__PROBLEM TO WORK ON__: Give the lines below again, exactly as they stand, and leave out the images.

Records contained in a dataset

************

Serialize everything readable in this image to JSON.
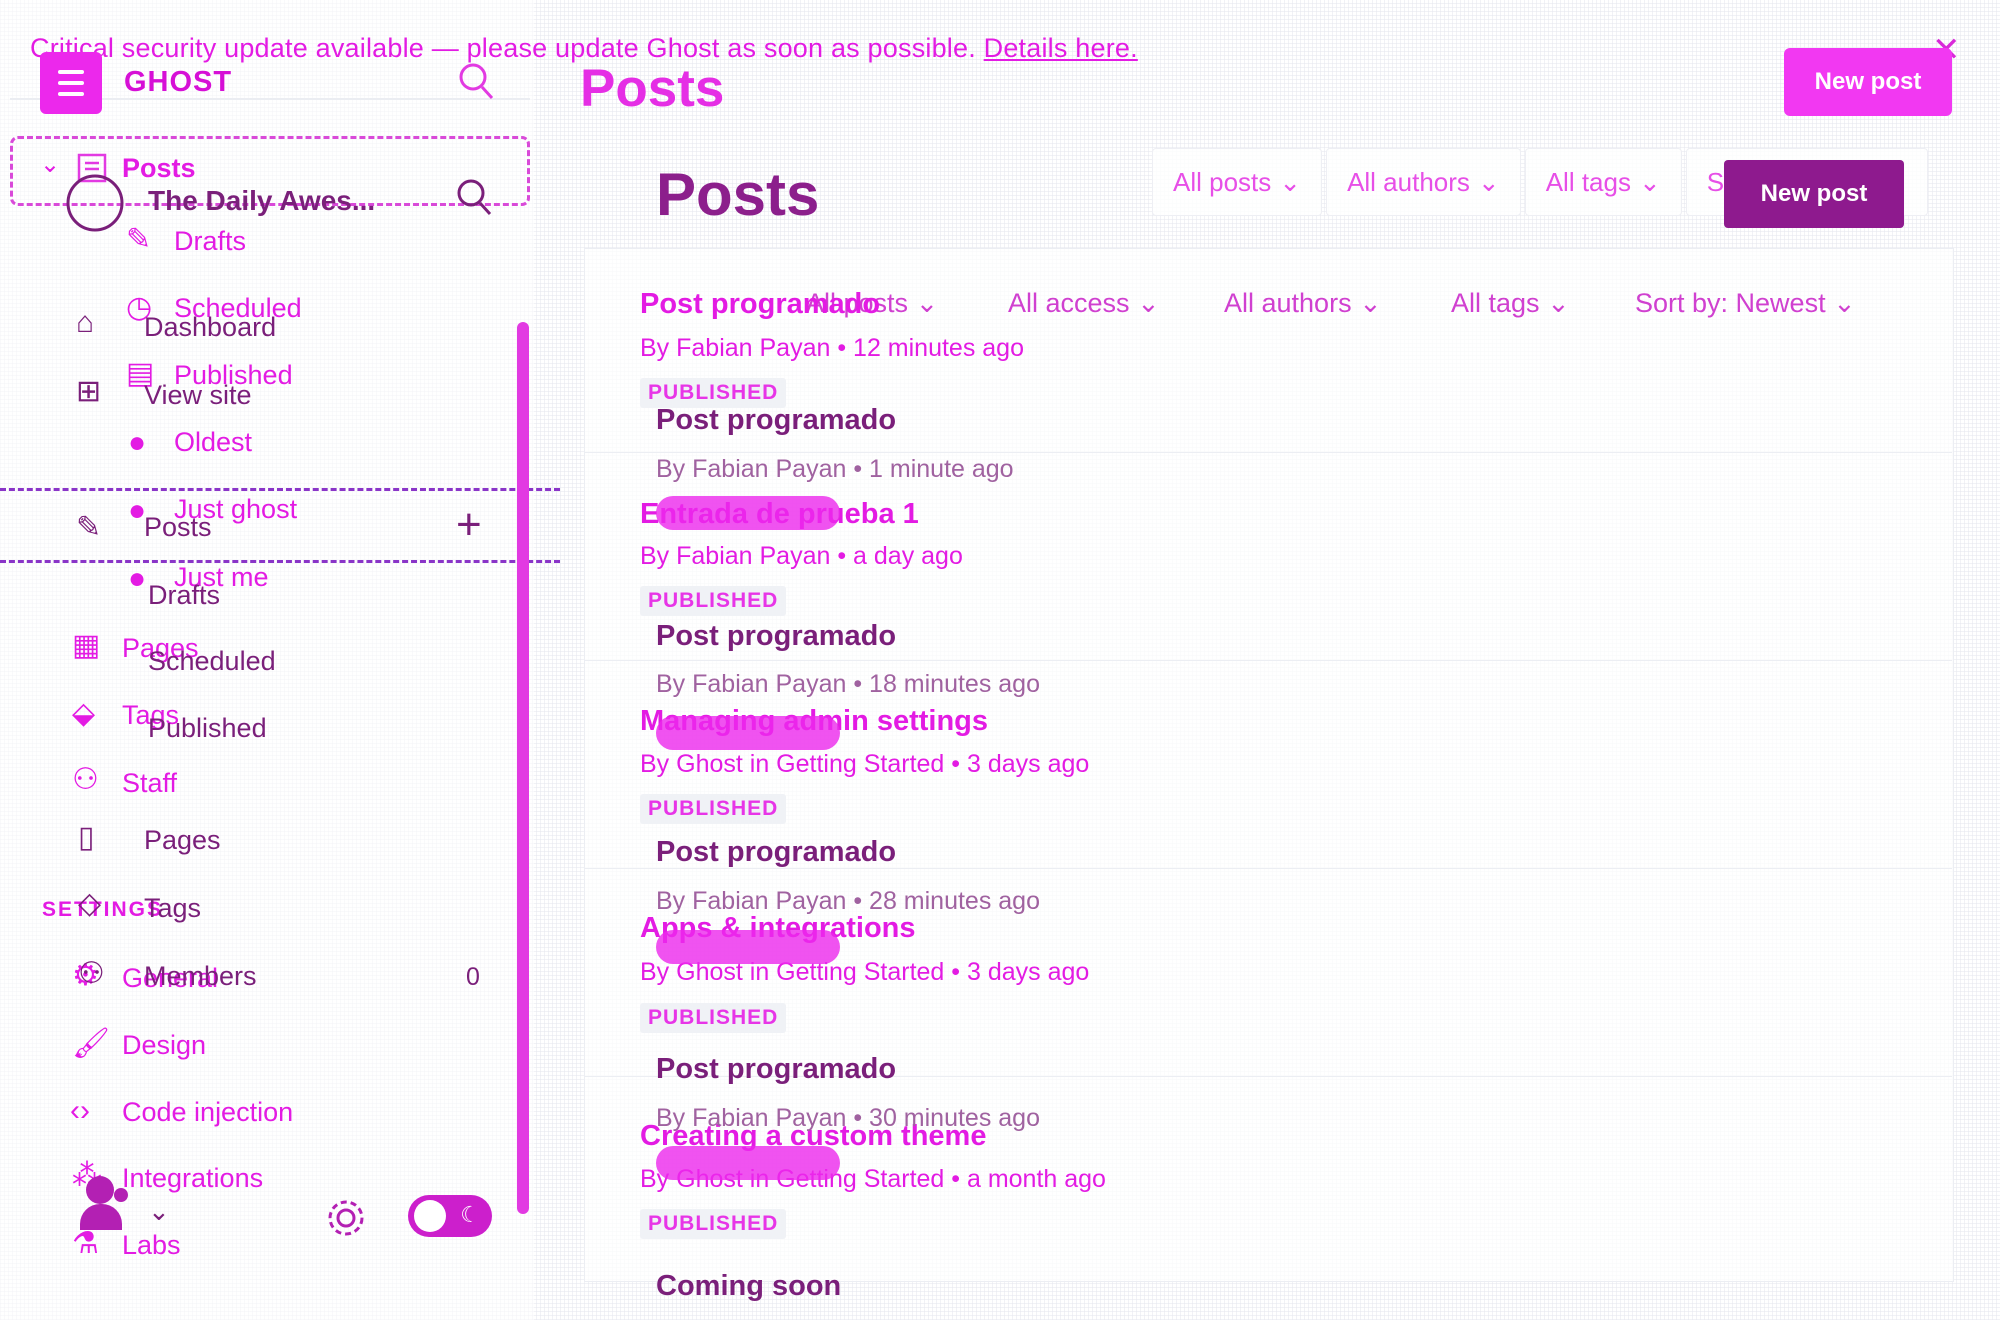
{
  "banner": {
    "text": "Critical security update available — please update Ghost as soon as possible.",
    "link": "Details here."
  },
  "brand": "GHOST",
  "site_name": "The Daily Awes...",
  "page_title": "Posts",
  "new_post_label": "New post",
  "nav_ghost": {
    "posts": "Posts",
    "drafts": "Drafts",
    "scheduled": "Scheduled",
    "published": "Published",
    "oldest": "Oldest",
    "just_ghost": "Just ghost",
    "just_me": "Just me",
    "pages": "Pages",
    "tags": "Tags",
    "staff": "Staff",
    "settings_header": "SETTINGS",
    "general": "General",
    "design": "Design",
    "code_injection": "Code injection",
    "integrations": "Integrations",
    "labs": "Labs"
  },
  "nav": {
    "dashboard": "Dashboard",
    "view_site": "View site",
    "posts": "Posts",
    "drafts": "Drafts",
    "scheduled": "Scheduled",
    "published": "Published",
    "pages": "Pages",
    "tags": "Tags",
    "members": "Members",
    "members_count": "0"
  },
  "top_filters": [
    "All posts",
    "All authors",
    "All tags",
    "S"
  ],
  "filters": [
    "All posts",
    "All access",
    "All authors",
    "All tags",
    "Sort by: Newest"
  ],
  "ghost_posts": [
    {
      "title": "Post programado",
      "meta": "By Fabian Payan • 12 minutes ago",
      "status": "PUBLISHED"
    },
    {
      "title": "Entrada de prueba 1",
      "meta": "By Fabian Payan • a day ago",
      "status": "PUBLISHED"
    },
    {
      "title": "Managing admin settings",
      "meta": "By Ghost in Getting Started • 3 days ago",
      "status": "PUBLISHED"
    },
    {
      "title": "Apps & integrations",
      "meta": "By Ghost in Getting Started • 3 days ago",
      "status": "PUBLISHED"
    },
    {
      "title": "Creating a custom theme",
      "meta": "By Ghost in Getting Started • a month ago",
      "status": "PUBLISHED"
    }
  ],
  "posts": [
    {
      "title": "Post programado",
      "meta": "By Fabian Payan • 1 minute ago"
    },
    {
      "title": "Post programado",
      "meta": "By Fabian Payan • 18 minutes ago"
    },
    {
      "title": "Post programado",
      "meta": "By Fabian Payan • 28 minutes ago"
    },
    {
      "title": "Post programado",
      "meta": "By Fabian Payan • 30 minutes ago"
    },
    {
      "title": "Coming soon",
      "meta": ""
    }
  ],
  "colors": {
    "accent": "#e31be3",
    "dark": "#7a1f7a"
  }
}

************

__EXERCISE OUTPUT__:
Serialize everything readable in this image to JSON.
{
  "banner": {
    "text": "Critical security update available — please update Ghost as soon as possible.",
    "link": "Details here."
  },
  "brand": "GHOST",
  "site_name": "The Daily Awes...",
  "page_title": "Posts",
  "new_post_label": "New post",
  "nav_ghost": {
    "posts": "Posts",
    "drafts": "Drafts",
    "scheduled": "Scheduled",
    "published": "Published",
    "oldest": "Oldest",
    "just_ghost": "Just ghost",
    "just_me": "Just me",
    "pages": "Pages",
    "tags": "Tags",
    "staff": "Staff",
    "settings_header": "SETTINGS",
    "general": "General",
    "design": "Design",
    "code_injection": "Code injection",
    "integrations": "Integrations",
    "labs": "Labs"
  },
  "nav": {
    "dashboard": "Dashboard",
    "view_site": "View site",
    "posts": "Posts",
    "drafts": "Drafts",
    "scheduled": "Scheduled",
    "published": "Published",
    "pages": "Pages",
    "tags": "Tags",
    "members": "Members",
    "members_count": "0"
  },
  "top_filters": [
    "All posts",
    "All authors",
    "All tags",
    "S"
  ],
  "filters": [
    "All posts",
    "All access",
    "All authors",
    "All tags",
    "Sort by: Newest"
  ],
  "ghost_posts": [
    {
      "title": "Post programado",
      "meta": "By Fabian Payan • 12 minutes ago",
      "status": "PUBLISHED"
    },
    {
      "title": "Entrada de prueba 1",
      "meta": "By Fabian Payan • a day ago",
      "status": "PUBLISHED"
    },
    {
      "title": "Managing admin settings",
      "meta": "By Ghost in Getting Started • 3 days ago",
      "status": "PUBLISHED"
    },
    {
      "title": "Apps & integrations",
      "meta": "By Ghost in Getting Started • 3 days ago",
      "status": "PUBLISHED"
    },
    {
      "title": "Creating a custom theme",
      "meta": "By Ghost in Getting Started • a month ago",
      "status": "PUBLISHED"
    }
  ],
  "posts": [
    {
      "title": "Post programado",
      "meta": "By Fabian Payan • 1 minute ago"
    },
    {
      "title": "Post programado",
      "meta": "By Fabian Payan • 18 minutes ago"
    },
    {
      "title": "Post programado",
      "meta": "By Fabian Payan • 28 minutes ago"
    },
    {
      "title": "Post programado",
      "meta": "By Fabian Payan • 30 minutes ago"
    },
    {
      "title": "Coming soon",
      "meta": ""
    }
  ],
  "colors": {
    "accent": "#e31be3",
    "dark": "#7a1f7a"
  }
}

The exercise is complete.